*** Opening of Material shown ***

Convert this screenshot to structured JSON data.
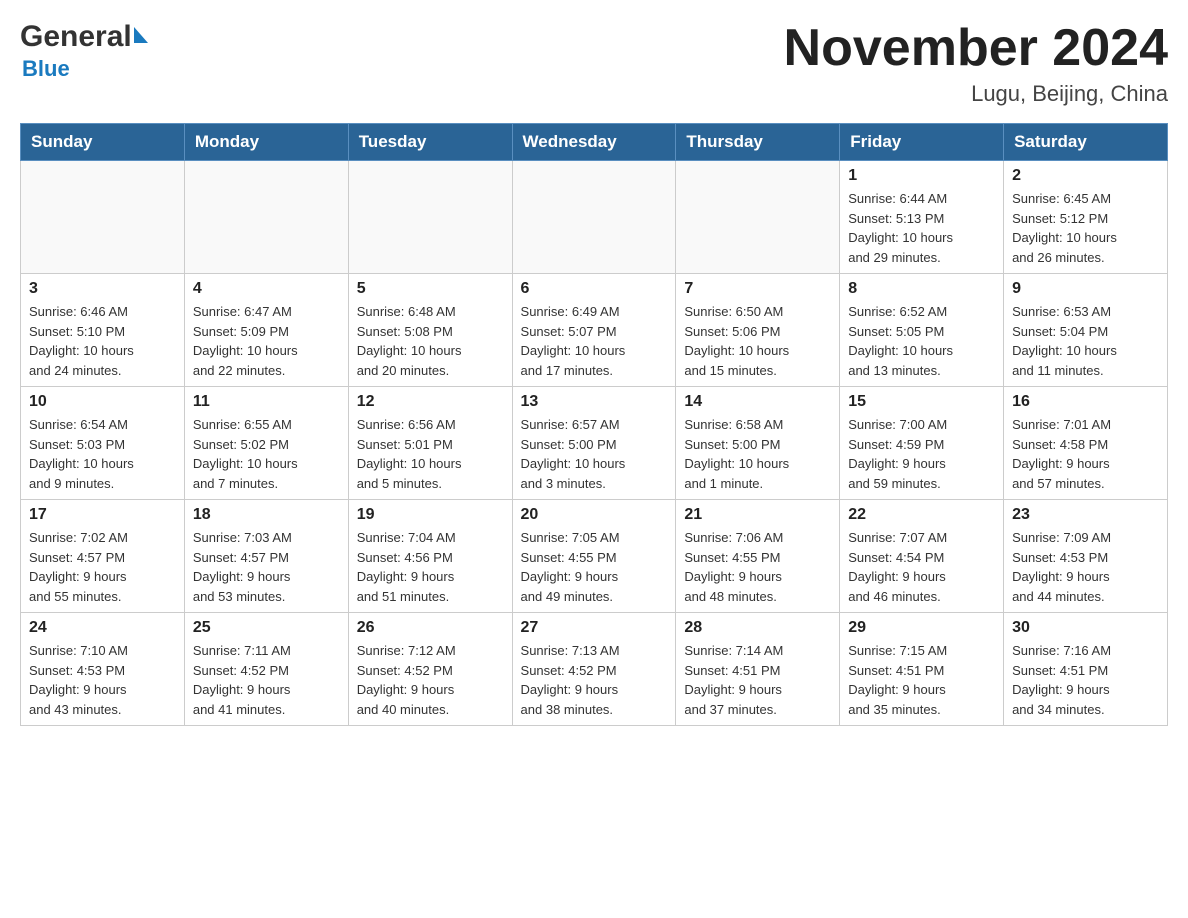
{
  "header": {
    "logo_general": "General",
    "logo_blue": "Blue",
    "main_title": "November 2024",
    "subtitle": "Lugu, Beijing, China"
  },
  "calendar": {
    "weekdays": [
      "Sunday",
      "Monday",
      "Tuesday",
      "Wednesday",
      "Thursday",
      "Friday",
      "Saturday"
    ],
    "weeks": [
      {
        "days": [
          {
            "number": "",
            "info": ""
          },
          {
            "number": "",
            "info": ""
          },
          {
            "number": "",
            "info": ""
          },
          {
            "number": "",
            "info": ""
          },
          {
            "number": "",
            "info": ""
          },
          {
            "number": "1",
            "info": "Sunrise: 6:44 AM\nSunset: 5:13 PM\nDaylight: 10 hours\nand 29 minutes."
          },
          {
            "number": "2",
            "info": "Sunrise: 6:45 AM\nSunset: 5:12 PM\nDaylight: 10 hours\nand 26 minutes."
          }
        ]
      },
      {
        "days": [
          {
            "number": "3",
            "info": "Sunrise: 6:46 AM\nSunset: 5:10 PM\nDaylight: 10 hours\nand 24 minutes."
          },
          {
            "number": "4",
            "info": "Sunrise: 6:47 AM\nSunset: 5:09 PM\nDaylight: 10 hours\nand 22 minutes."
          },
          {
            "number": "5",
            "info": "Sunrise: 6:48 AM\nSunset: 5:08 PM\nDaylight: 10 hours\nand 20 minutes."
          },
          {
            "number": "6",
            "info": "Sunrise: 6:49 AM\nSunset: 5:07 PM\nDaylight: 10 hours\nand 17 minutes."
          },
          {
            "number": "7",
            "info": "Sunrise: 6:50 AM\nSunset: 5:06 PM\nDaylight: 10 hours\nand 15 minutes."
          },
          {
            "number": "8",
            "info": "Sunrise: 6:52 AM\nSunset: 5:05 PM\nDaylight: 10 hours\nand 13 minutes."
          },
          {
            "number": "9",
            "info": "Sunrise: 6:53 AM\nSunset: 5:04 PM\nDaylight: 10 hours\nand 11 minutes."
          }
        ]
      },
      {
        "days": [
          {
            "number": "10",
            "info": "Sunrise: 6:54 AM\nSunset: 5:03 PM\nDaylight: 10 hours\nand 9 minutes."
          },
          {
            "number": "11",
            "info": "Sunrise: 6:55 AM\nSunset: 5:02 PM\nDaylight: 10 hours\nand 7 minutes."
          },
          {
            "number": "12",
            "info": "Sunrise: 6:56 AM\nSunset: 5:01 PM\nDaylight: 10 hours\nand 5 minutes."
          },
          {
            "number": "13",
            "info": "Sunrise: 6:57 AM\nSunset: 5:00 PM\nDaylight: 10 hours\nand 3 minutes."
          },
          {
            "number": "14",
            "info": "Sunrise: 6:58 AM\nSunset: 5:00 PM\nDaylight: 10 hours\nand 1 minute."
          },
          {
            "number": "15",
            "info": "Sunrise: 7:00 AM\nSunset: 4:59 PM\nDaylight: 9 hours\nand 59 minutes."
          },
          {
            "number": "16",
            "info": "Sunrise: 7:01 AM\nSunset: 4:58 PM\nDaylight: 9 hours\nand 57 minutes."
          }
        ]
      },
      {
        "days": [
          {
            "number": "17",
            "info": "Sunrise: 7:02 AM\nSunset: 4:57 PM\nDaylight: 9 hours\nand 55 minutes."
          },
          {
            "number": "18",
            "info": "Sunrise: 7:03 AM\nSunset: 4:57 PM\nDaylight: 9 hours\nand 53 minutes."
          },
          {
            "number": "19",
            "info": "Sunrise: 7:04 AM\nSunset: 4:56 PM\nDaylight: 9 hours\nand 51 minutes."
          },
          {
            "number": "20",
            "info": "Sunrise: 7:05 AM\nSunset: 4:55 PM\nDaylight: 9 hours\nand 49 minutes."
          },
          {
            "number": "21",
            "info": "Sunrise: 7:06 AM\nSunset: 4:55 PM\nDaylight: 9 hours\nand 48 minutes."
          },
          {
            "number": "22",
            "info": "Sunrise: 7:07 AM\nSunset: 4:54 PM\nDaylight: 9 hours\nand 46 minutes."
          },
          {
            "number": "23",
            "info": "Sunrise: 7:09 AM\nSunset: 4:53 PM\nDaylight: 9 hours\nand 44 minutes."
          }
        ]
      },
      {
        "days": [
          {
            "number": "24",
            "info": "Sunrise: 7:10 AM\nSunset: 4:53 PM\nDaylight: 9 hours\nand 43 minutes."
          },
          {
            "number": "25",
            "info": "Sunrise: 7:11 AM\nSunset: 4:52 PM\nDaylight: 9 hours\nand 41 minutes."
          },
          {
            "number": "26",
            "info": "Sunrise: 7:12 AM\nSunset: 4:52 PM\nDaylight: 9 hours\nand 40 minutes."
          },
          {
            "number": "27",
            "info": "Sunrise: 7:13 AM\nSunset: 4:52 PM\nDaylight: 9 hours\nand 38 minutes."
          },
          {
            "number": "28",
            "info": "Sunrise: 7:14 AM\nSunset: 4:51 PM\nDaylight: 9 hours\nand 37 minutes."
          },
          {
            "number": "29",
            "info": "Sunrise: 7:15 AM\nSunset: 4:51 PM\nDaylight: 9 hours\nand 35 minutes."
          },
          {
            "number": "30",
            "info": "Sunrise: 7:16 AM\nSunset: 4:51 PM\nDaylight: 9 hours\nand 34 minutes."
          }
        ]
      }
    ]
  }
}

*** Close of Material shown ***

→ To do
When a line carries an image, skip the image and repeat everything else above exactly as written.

→ Answer to this problem
Convert this screenshot to structured JSON data.
{
  "header": {
    "logo_general": "General",
    "logo_blue": "Blue",
    "main_title": "November 2024",
    "subtitle": "Lugu, Beijing, China"
  },
  "calendar": {
    "weekdays": [
      "Sunday",
      "Monday",
      "Tuesday",
      "Wednesday",
      "Thursday",
      "Friday",
      "Saturday"
    ],
    "weeks": [
      {
        "days": [
          {
            "number": "",
            "info": ""
          },
          {
            "number": "",
            "info": ""
          },
          {
            "number": "",
            "info": ""
          },
          {
            "number": "",
            "info": ""
          },
          {
            "number": "",
            "info": ""
          },
          {
            "number": "1",
            "info": "Sunrise: 6:44 AM\nSunset: 5:13 PM\nDaylight: 10 hours\nand 29 minutes."
          },
          {
            "number": "2",
            "info": "Sunrise: 6:45 AM\nSunset: 5:12 PM\nDaylight: 10 hours\nand 26 minutes."
          }
        ]
      },
      {
        "days": [
          {
            "number": "3",
            "info": "Sunrise: 6:46 AM\nSunset: 5:10 PM\nDaylight: 10 hours\nand 24 minutes."
          },
          {
            "number": "4",
            "info": "Sunrise: 6:47 AM\nSunset: 5:09 PM\nDaylight: 10 hours\nand 22 minutes."
          },
          {
            "number": "5",
            "info": "Sunrise: 6:48 AM\nSunset: 5:08 PM\nDaylight: 10 hours\nand 20 minutes."
          },
          {
            "number": "6",
            "info": "Sunrise: 6:49 AM\nSunset: 5:07 PM\nDaylight: 10 hours\nand 17 minutes."
          },
          {
            "number": "7",
            "info": "Sunrise: 6:50 AM\nSunset: 5:06 PM\nDaylight: 10 hours\nand 15 minutes."
          },
          {
            "number": "8",
            "info": "Sunrise: 6:52 AM\nSunset: 5:05 PM\nDaylight: 10 hours\nand 13 minutes."
          },
          {
            "number": "9",
            "info": "Sunrise: 6:53 AM\nSunset: 5:04 PM\nDaylight: 10 hours\nand 11 minutes."
          }
        ]
      },
      {
        "days": [
          {
            "number": "10",
            "info": "Sunrise: 6:54 AM\nSunset: 5:03 PM\nDaylight: 10 hours\nand 9 minutes."
          },
          {
            "number": "11",
            "info": "Sunrise: 6:55 AM\nSunset: 5:02 PM\nDaylight: 10 hours\nand 7 minutes."
          },
          {
            "number": "12",
            "info": "Sunrise: 6:56 AM\nSunset: 5:01 PM\nDaylight: 10 hours\nand 5 minutes."
          },
          {
            "number": "13",
            "info": "Sunrise: 6:57 AM\nSunset: 5:00 PM\nDaylight: 10 hours\nand 3 minutes."
          },
          {
            "number": "14",
            "info": "Sunrise: 6:58 AM\nSunset: 5:00 PM\nDaylight: 10 hours\nand 1 minute."
          },
          {
            "number": "15",
            "info": "Sunrise: 7:00 AM\nSunset: 4:59 PM\nDaylight: 9 hours\nand 59 minutes."
          },
          {
            "number": "16",
            "info": "Sunrise: 7:01 AM\nSunset: 4:58 PM\nDaylight: 9 hours\nand 57 minutes."
          }
        ]
      },
      {
        "days": [
          {
            "number": "17",
            "info": "Sunrise: 7:02 AM\nSunset: 4:57 PM\nDaylight: 9 hours\nand 55 minutes."
          },
          {
            "number": "18",
            "info": "Sunrise: 7:03 AM\nSunset: 4:57 PM\nDaylight: 9 hours\nand 53 minutes."
          },
          {
            "number": "19",
            "info": "Sunrise: 7:04 AM\nSunset: 4:56 PM\nDaylight: 9 hours\nand 51 minutes."
          },
          {
            "number": "20",
            "info": "Sunrise: 7:05 AM\nSunset: 4:55 PM\nDaylight: 9 hours\nand 49 minutes."
          },
          {
            "number": "21",
            "info": "Sunrise: 7:06 AM\nSunset: 4:55 PM\nDaylight: 9 hours\nand 48 minutes."
          },
          {
            "number": "22",
            "info": "Sunrise: 7:07 AM\nSunset: 4:54 PM\nDaylight: 9 hours\nand 46 minutes."
          },
          {
            "number": "23",
            "info": "Sunrise: 7:09 AM\nSunset: 4:53 PM\nDaylight: 9 hours\nand 44 minutes."
          }
        ]
      },
      {
        "days": [
          {
            "number": "24",
            "info": "Sunrise: 7:10 AM\nSunset: 4:53 PM\nDaylight: 9 hours\nand 43 minutes."
          },
          {
            "number": "25",
            "info": "Sunrise: 7:11 AM\nSunset: 4:52 PM\nDaylight: 9 hours\nand 41 minutes."
          },
          {
            "number": "26",
            "info": "Sunrise: 7:12 AM\nSunset: 4:52 PM\nDaylight: 9 hours\nand 40 minutes."
          },
          {
            "number": "27",
            "info": "Sunrise: 7:13 AM\nSunset: 4:52 PM\nDaylight: 9 hours\nand 38 minutes."
          },
          {
            "number": "28",
            "info": "Sunrise: 7:14 AM\nSunset: 4:51 PM\nDaylight: 9 hours\nand 37 minutes."
          },
          {
            "number": "29",
            "info": "Sunrise: 7:15 AM\nSunset: 4:51 PM\nDaylight: 9 hours\nand 35 minutes."
          },
          {
            "number": "30",
            "info": "Sunrise: 7:16 AM\nSunset: 4:51 PM\nDaylight: 9 hours\nand 34 minutes."
          }
        ]
      }
    ]
  }
}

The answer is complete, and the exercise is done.